- The dispatcher, Robin’s comrade Peter, as he is dying at the start of the film, asks Robin to protect his sister Maid Marion. Robin then makes the journey from Jerusalem to Nottingham to honor his promise.
- The false hero, Will Scarlett (Christian Slater). Im not sure if he can be classed as a false hero but he starts of as the leader of the merry men, an unlikable character. The “good” guy you just dont like.
Spheres of Action/Preperation
- A member of the community leaves home. Maybe this could be seen with Christian Slaters Character Will Scarlett. He is jealous of his half brother Robin Hood. He is ignored by his father in place of Robin. Not exactly leaving, but he is pushed aside.
- A rule is imposed on the hero. Robin Hood is banished from Nottingham. A bounty is placed upon him.
- The warning is discounted. Robin Hood and his merry men continue to rob from the rich and give to the poor. He also storms the sheriffs castle to save Maid Marion.
- The villain attempts to discover something about the victim (hero). The sheriff employs the “talents” of Mortianna (Geraldine McEwan) his mother who can foresee the future. To keep tabs on Robin.
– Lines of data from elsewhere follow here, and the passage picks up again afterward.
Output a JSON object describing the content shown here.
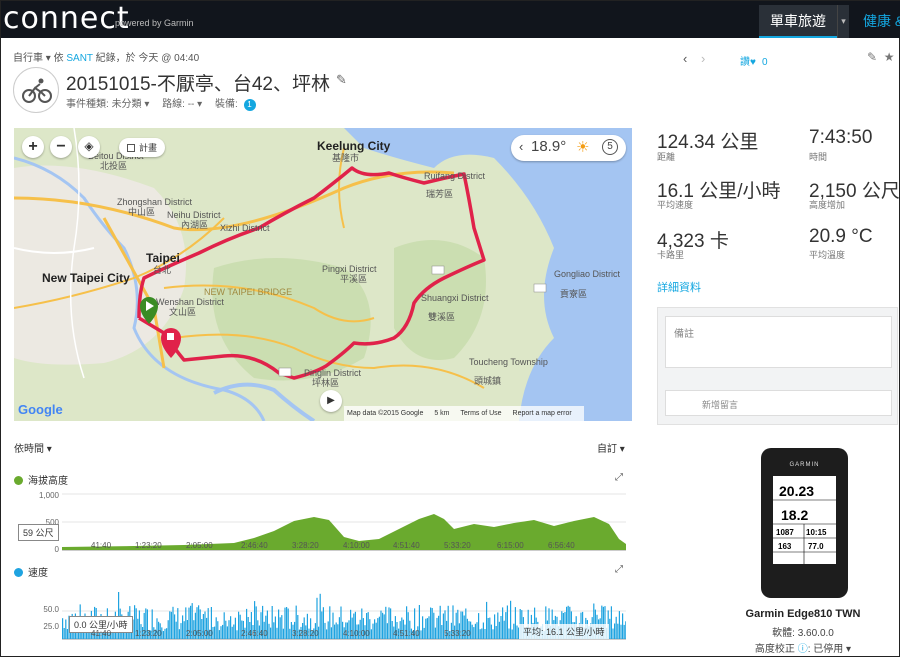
{
  "header": {
    "logo": "connect",
    "powered_by": "powered by Garmin",
    "nav_active": "單車旅遊",
    "nav_next": "健康 &"
  },
  "activity": {
    "crumb_type": "自行車",
    "crumb_by": "依",
    "crumb_user": "SANT",
    "crumb_rest": "紀錄，於 今天 @ 04:40",
    "title": "20151015-不厭亭、台42、坪林",
    "event_type_label": "事件種類:",
    "event_type_value": "未分類",
    "route_label": "路線:",
    "route_value": "--",
    "gear_label": "裝備:",
    "gear_count": "1",
    "like_label": "讚",
    "like_count": "0"
  },
  "map": {
    "zoom_in": "+",
    "zoom_out": "−",
    "plan_label": "計畫",
    "temperature": "18.9°",
    "weather_count": "5",
    "google": "Google",
    "credits": [
      "Map data ©2015 Google",
      "5 km",
      "Terms of Use",
      "Report a map error"
    ],
    "labels": {
      "keelung": "Keelung City",
      "keelung_zh": "基隆市",
      "taipei": "Taipei",
      "taipei_zh": "台北",
      "new_taipei": "New Taipei City",
      "beitou": "Beitou District",
      "beitou_zh": "北投區",
      "neihu": "Neihu District",
      "neihu_zh": "內湖區",
      "xizhi": "Xizhi District",
      "zhongshan": "Zhongshan District",
      "zhongshan_zh": "中山區",
      "wenshan": "Wenshan District",
      "wenshan_zh": "文山區",
      "pingxi": "Pingxi District",
      "pingxi_zh": "平溪區",
      "shuangxi": "Shuangxi District",
      "shuangxi_zh": "雙溪區",
      "ruifang": "Ruifang District",
      "ruifang_zh": "瑞芳區",
      "gongliao": "Gongliao District",
      "gongliao_zh": "貢寮區",
      "toucheng": "Toucheng Township",
      "toucheng_zh": "頭城鎮",
      "pinglin": "Pinglin District",
      "pinglin_zh": "坪林區",
      "new_taipei_bridge": "NEW TAIPEI BRIDGE"
    }
  },
  "stats": [
    {
      "value": "124.34 公里",
      "label": "距離"
    },
    {
      "value": "7:43:50",
      "label": "時間"
    },
    {
      "value": "16.1 公里/小時",
      "label": "平均速度"
    },
    {
      "value": "2,150 公尺",
      "label": "高度增加"
    },
    {
      "value": "4,323 卡",
      "label": "卡路里"
    },
    {
      "value": "20.9 °C",
      "label": "平均溫度"
    }
  ],
  "details_link": "詳細資料",
  "comments": {
    "notes_placeholder": "備註",
    "new_comment_placeholder": "新增留言"
  },
  "device": {
    "brand": "GARMIN",
    "name": "Garmin Edge810 TWN",
    "firmware": "軟體: 3.60.0.0",
    "calibration_label": "高度校正",
    "calibration_value": "已停用",
    "screen": {
      "distance": "20.23",
      "speed": "18.2",
      "elevation": "1087",
      "time": "10:15",
      "hr": "163",
      "temp": "77.0"
    }
  },
  "charts_header": {
    "by_time": "依時間",
    "custom": "自訂"
  },
  "elevation_chart": {
    "title": "海拔高度",
    "y_ticks": [
      "1,000",
      "500",
      "0"
    ],
    "hover": "59 公尺",
    "x_ticks": [
      "41:40",
      "1:23:20",
      "2:05:00",
      "2:46:40",
      "3:28:20",
      "4:10:00",
      "4:51:40",
      "5:33:20",
      "6:15:00",
      "6:56:40"
    ],
    "color": "#6aaa2e"
  },
  "speed_chart": {
    "title": "速度",
    "y_ticks": [
      "50.0",
      "25.0"
    ],
    "hover": "0.0 公里/小時",
    "avg": "平均: 16.1 公里/小時",
    "color": "#1fa3e0"
  },
  "colors": {
    "accent": "#14a7e0",
    "route": "#e0224a",
    "topbar": "#11151c"
  }
}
- The villain discovers something about the hero/victim. Mortianna discovers Robin has brought back a “painted man” (freeman) and foresees her own death.
- The villain tries to deceive the hero/victim to gain an advantage. The sheriff tells maid Marion that if they marry he will let Robin Hood live.
- The victim is deceived by the villain and unwittingly helps him. Maid Marion doesnt exactly help the Sheriff but she is deceived by him. His promise to let Robin live was a lie and he tries to have him killed anyway.
- Any sound, voice or piece of music that comes from within the world of the narrative.
- Sound or music that comes from something within a scene, such as a piano sound coming from a piano.
- Music or sound effects that appear to eminate from the world of the film. This is in contrast to the music score for example, which accompanies the movie but clearly does not come from within it.
Non – Diegetic:
- Also called “commentary sound,” it is sound which is represented as coming from a source outside the story space.
- Sounds, such as music or a narrator’s voices that come from outside the space of the narrative.
Diegetic: http://www.youtube.com/watch?v=xHYGgOXww48 http://www.youtube.com/watch?v=KSKMkqDaP5c
Non-Diegetic: http://www.youtube.com/watch?v=ASHP-vgnjAw http://www.youtube.com/watch?v=BwLZ9ryme4A